It’s been said that violinist Isaac Stern used to tell students, “Anyone can play the notes. The music is what goes on in between the notes.” For parents, life’s sheet music is long and dense, with tricky jumps and glissandos to move through. It’s easy to get caught up in the technical maneuvers, but where is the true music of any family?
• • •
I am all yours. . . . This time is just to play. What would you like to do? These are the words parenting expert Laura Markham suggests we use at the beginning of Special Time, a ten-minute period, ideally each day, that a parent devotes entirely to their child. No distraction, no responding to texts behind your thigh. In general, the child leads, and the parent follows, giving the gift of pure attention. This, according to Markham, tells a child that they are fully known, that they matter.
I learned about Special Time a few months ago, in a playgroup run by a beautiful woman named Cecilia, who shares parenting tips while the children are engaged at activity stations. As I helped Frances string macaroni onto a length of yarn, I listened to Cecilia explain Special Time, and I judged. I was a minority in the room—a third-time mother around mostly first-timers. Of course,all these newbies would jump on such an idea, I thought. As the other moms listened, with their fresh skin and shiny flats, I pulled my skepticism around me like a worn-in bomber jacket. Talk about contrived!
But later, as I rinsed dishes and kept one eye on Frances, pushing her tiny stroller around the room, it occurred to me there might be subtle liberation in the idea of Special Time. In acknowledging the importance of dedicated time for our children, don’t we also imply the importance of its inverse? Our own special time, where we return to knowing what feels too often lost: ourselves.
I turned off the sink and pulled a baby doll from the basket in the corner. Frances looked up gently, as if trying not to jostle the moment’s possibility, and then she pushed her stroller across the room to me. We fed the baby brownies and then brought her to the doctor with a tummy-ache. I was the mommy; Frances, the doctor.
“Will the baby be all right?” I asked.
Frances nodded solemnly. “Yes,” she said. “She’s going to be all right.”
I felt, suddenly, deeply and truly comforted.
• • •

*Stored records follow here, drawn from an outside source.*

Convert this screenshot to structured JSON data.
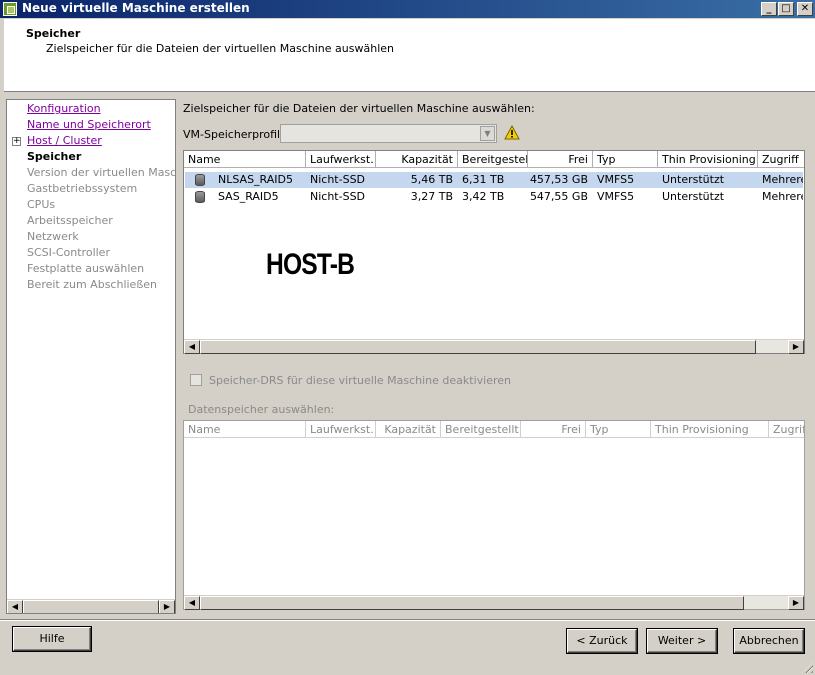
{
  "window": {
    "title": "Neue virtuelle Maschine erstellen",
    "minimize_glyph": "_",
    "maximize_glyph": "□",
    "close_glyph": "✕"
  },
  "header": {
    "title": "Speicher",
    "subtitle": "Zielspeicher für die Dateien der virtuellen Maschine auswählen"
  },
  "nav": {
    "items": [
      {
        "label": "Konfiguration",
        "state": "link"
      },
      {
        "label": "Name und Speicherort",
        "state": "link"
      },
      {
        "label": "Host / Cluster",
        "state": "link",
        "expander": "+"
      },
      {
        "label": "Speicher",
        "state": "current"
      },
      {
        "label": "Version der virtuellen Maschine",
        "state": "disabled"
      },
      {
        "label": "Gastbetriebssystem",
        "state": "disabled"
      },
      {
        "label": "CPUs",
        "state": "disabled"
      },
      {
        "label": "Arbeitsspeicher",
        "state": "disabled"
      },
      {
        "label": "Netzwerk",
        "state": "disabled"
      },
      {
        "label": "SCSI-Controller",
        "state": "disabled"
      },
      {
        "label": "Festplatte auswählen",
        "state": "disabled"
      },
      {
        "label": "Bereit zum Abschließen",
        "state": "disabled"
      }
    ]
  },
  "main": {
    "instruction": "Zielspeicher für die Dateien der virtuellen Maschine auswählen:",
    "profile_label": "VM-Speicherprofil:",
    "profile_value": "",
    "warning_icon": "warning-icon",
    "datastore_table": {
      "columns": [
        "Name",
        "Laufwerkst...",
        "Kapazität",
        "Bereitgestel...",
        "Frei",
        "Typ",
        "Thin Provisioning",
        "Zugriff"
      ],
      "rows": [
        {
          "name": "NLSAS_RAID5",
          "drive": "Nicht-SSD",
          "capacity": "5,46 TB",
          "provisioned": "6,31 TB",
          "free": "457,53 GB",
          "type": "VMFS5",
          "thin": "Unterstützt",
          "access": "Mehrere",
          "selected": true
        },
        {
          "name": "SAS_RAID5",
          "drive": "Nicht-SSD",
          "capacity": "3,27 TB",
          "provisioned": "3,42 TB",
          "free": "547,55 GB",
          "type": "VMFS5",
          "thin": "Unterstützt",
          "access": "Mehrere",
          "selected": false
        }
      ]
    },
    "overlay_text": "HOST-B",
    "sdrs_checkbox_label": "Speicher-DRS für diese virtuelle Maschine deaktivieren",
    "sdrs_checked": false,
    "datastore_select_label": "Datenspeicher auswählen:",
    "second_table": {
      "columns": [
        "Name",
        "Laufwerkst...",
        "Kapazität",
        "Bereitgestellt",
        "Frei",
        "Typ",
        "Thin Provisioning",
        "Zugriff"
      ]
    }
  },
  "footer": {
    "help": "Hilfe",
    "back": "< Zurück",
    "next": "Weiter >",
    "cancel": "Abbrechen"
  },
  "icons": {
    "scroll_left": "◀",
    "scroll_right": "▶",
    "combo_arrow": "▼"
  }
}
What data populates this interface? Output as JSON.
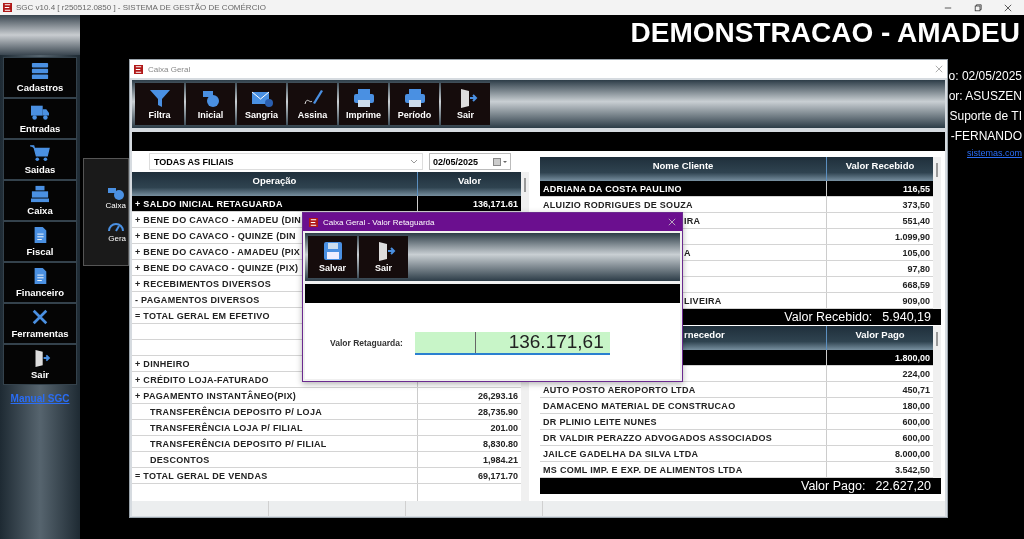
{
  "app_title": "SGC v10.4 [ r250512.0850 ] - SISTEMA DE GESTÃO DE COMÉRCIO",
  "header": {
    "title": "DEMONSTRACAO - AMADEU",
    "info_lines": [
      "o: 02/05/2025",
      "or: ASUSZEN",
      "Suporte de TI",
      "-FERNANDO"
    ],
    "link": "sistemas.com"
  },
  "sidebar": {
    "items": [
      {
        "label": "Cadastros"
      },
      {
        "label": "Entradas"
      },
      {
        "label": "Saidas"
      },
      {
        "label": "Caixa"
      },
      {
        "label": "Fiscal"
      },
      {
        "label": "Financeiro"
      },
      {
        "label": "Ferramentas"
      },
      {
        "label": "Sair"
      }
    ],
    "manual_link": "Manual SGC"
  },
  "submenu": {
    "items": [
      {
        "label": "Caixa"
      },
      {
        "label": "Gera"
      }
    ]
  },
  "caixa_window": {
    "title": "Caixa Geral",
    "toolbar": [
      "Filtra",
      "Inicial",
      "Sangria",
      "Assina",
      "Imprime",
      "Período",
      "Sair"
    ],
    "filial": "TODAS AS FILIAIS",
    "date": "02/05/2025",
    "operations": {
      "columns": [
        "Operação",
        "Valor"
      ],
      "rows": [
        {
          "kind": "item",
          "label": "+ SALDO INICIAL RETAGUARDA",
          "value": "136,171.61",
          "selected": true
        },
        {
          "kind": "item",
          "label": "+ BENE DO CAVACO - AMADEU (DIN",
          "selected": false
        },
        {
          "kind": "item",
          "label": "+ BENE DO CAVACO - QUINZE (DIN",
          "selected": false
        },
        {
          "kind": "item",
          "label": "+ BENE DO CAVACO - AMADEU (PIX",
          "selected": false
        },
        {
          "kind": "item",
          "label": "+ BENE DO CAVACO - QUINZE (PIX)",
          "selected": false
        },
        {
          "kind": "item",
          "label": "+ RECEBIMENTOS DIVERSOS",
          "selected": false
        },
        {
          "kind": "item",
          "label": "- PAGAMENTOS DIVERSOS",
          "selected": false
        },
        {
          "kind": "item",
          "label": "= TOTAL GERAL EM EFETIVO",
          "selected": false
        },
        {
          "kind": "blank",
          "selected": false
        },
        {
          "kind": "blank",
          "selected": false
        },
        {
          "kind": "item",
          "label": "+ DINHEIRO",
          "selected": false
        },
        {
          "kind": "item",
          "label": "+ CRÉDITO LOJA-FATURADO",
          "selected": false
        },
        {
          "kind": "item",
          "label": "+ PAGAMENTO INSTANTÂNEO(PIX)",
          "value": "26,293.16",
          "selected": false,
          "children": [
            {
              "kind": "item",
              "label": "TRANSFERÊNCIA DEPOSITO P/ LOJA",
              "value": "28,735.90",
              "selected": false
            },
            {
              "kind": "item",
              "label": "TRANSFERÊNCIA LOJA P/ FILIAL",
              "value": "201.00",
              "selected": false
            },
            {
              "kind": "item",
              "label": "TRANSFERÊNCIA DEPOSITO P/ FILIAL",
              "value": "8,830.80",
              "selected": false
            },
            {
              "kind": "item",
              "label": "DESCONTOS",
              "value": "1,984.21",
              "selected": false
            }
          ]
        },
        {
          "kind": "item",
          "label": "= TOTAL GERAL DE VENDAS",
          "value": "69,171.70",
          "selected": false
        }
      ]
    },
    "clientes": {
      "columns": [
        {
          "label": "Nome Cliente",
          "behind_dialog": false
        },
        {
          "label": "Valor Recebido",
          "behind_dialog": false
        }
      ],
      "rows": [
        {
          "name": "ADRIANA DA COSTA PAULINO",
          "value": "116,55",
          "selected": true,
          "behind_dialog": false
        },
        {
          "name": "ALUIZIO RODRIGUES DE SOUZA",
          "value": "373,50",
          "selected": false,
          "behind_dialog": false
        },
        {
          "name": "IRA",
          "value": "551,40",
          "selected": false,
          "behind_dialog": true
        },
        {
          "value": "1.099,90",
          "selected": false
        },
        {
          "name": "A",
          "value": "105,00",
          "selected": false,
          "behind_dialog": true
        },
        {
          "value": "97,80",
          "selected": false
        },
        {
          "value": "668,59",
          "selected": false
        },
        {
          "name": "LIVEIRA",
          "value": "909,00",
          "selected": false,
          "behind_dialog": true
        }
      ],
      "total_label": "Valor Recebido:",
      "total": "5.940,19"
    },
    "fornecedores": {
      "columns": [
        {
          "label": "rnecedor",
          "behind_dialog": true
        },
        {
          "label": "Valor Pago",
          "behind_dialog": false
        }
      ],
      "rows": [
        {
          "value": "1.800,00",
          "selected": true
        },
        {
          "value": "224,00",
          "selected": false
        },
        {
          "name": "AUTO POSTO AEROPORTO LTDA",
          "value": "450,71",
          "selected": false,
          "behind_dialog": false
        },
        {
          "name": "DAMACENO MATERIAL DE CONSTRUCAO",
          "value": "180,00",
          "selected": false,
          "behind_dialog": false
        },
        {
          "name": "DR PLINIO LEITE NUNES",
          "value": "600,00",
          "selected": false,
          "behind_dialog": false
        },
        {
          "name": "DR VALDIR PERAZZO ADVOGADOS ASSOCIADOS",
          "value": "600,00",
          "selected": false,
          "behind_dialog": false
        },
        {
          "name": "JAILCE GADELHA DA SILVA LTDA",
          "value": "8.000,00",
          "selected": false,
          "behind_dialog": false
        },
        {
          "name": "MS COML IMP. E EXP. DE ALIMENTOS LTDA",
          "value": "3.542,50",
          "selected": false,
          "behind_dialog": false
        }
      ],
      "total_label": "Valor Pago:",
      "total": "22.627,20"
    }
  },
  "dialog": {
    "title": "Caixa Geral - Valor Retaguarda",
    "toolbar": [
      "Salvar",
      "Sair"
    ],
    "field_label": "Valor Retaguarda:",
    "value": "136.171,61"
  }
}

Play is many things: imagination, negotiation, exploration, escape. But at its core—in its rhythm and subtle calibrations, its giving and receiving, its co-creation—play, I am realizing more and more, is love.
I’ve been seeing ways to include my children in my ownplay, and this is also love. Last week, I invited Louisa to join me on my morning run. We raced, breathing smoke, like dragons, in the crystal air. Later, I gave Jeffrey cookies and asked him to make up a poem with me: “Autumn is gold leaves and apple cider / Autumn is striped like a gigantic tiger.” (He told me he’d like to write more poems and put them in a little book. This, I told him, is a dream of mine as well.)
Still, play is just one form of love. I love my children in simple moments of being with them. Frances and I watch a squirrel leap from tree to telephone wire, its tail a burst of softness in the sky; Louisa and I walk home after school, and she tells me about the comic book she’s been writing; we’re all together on a Sunday morning, and there are markers on the table, clothes tumbling in the dryer, muffin crumbs on the counter, books on the floor.
I love my children when we move through our goodnight rituals. I hold Frances and sing her “Twinkle, Twinkle, Little Star”; I snuggle up against Jeffrey’s back and stroke his hair; I lift Louisa’s window shade, and we tilt our faces toward the moon.
I love my children when I place onions in a pan for potato latkes or boil them cinnamon tea, drizzling in great spoonfuls of honey. I love them when we wander together along the aisles of the library, the paths of the park, the edge of the sea.
And I love them, too, when I sit alone. When I release myself to silence. When I say, This time is mine.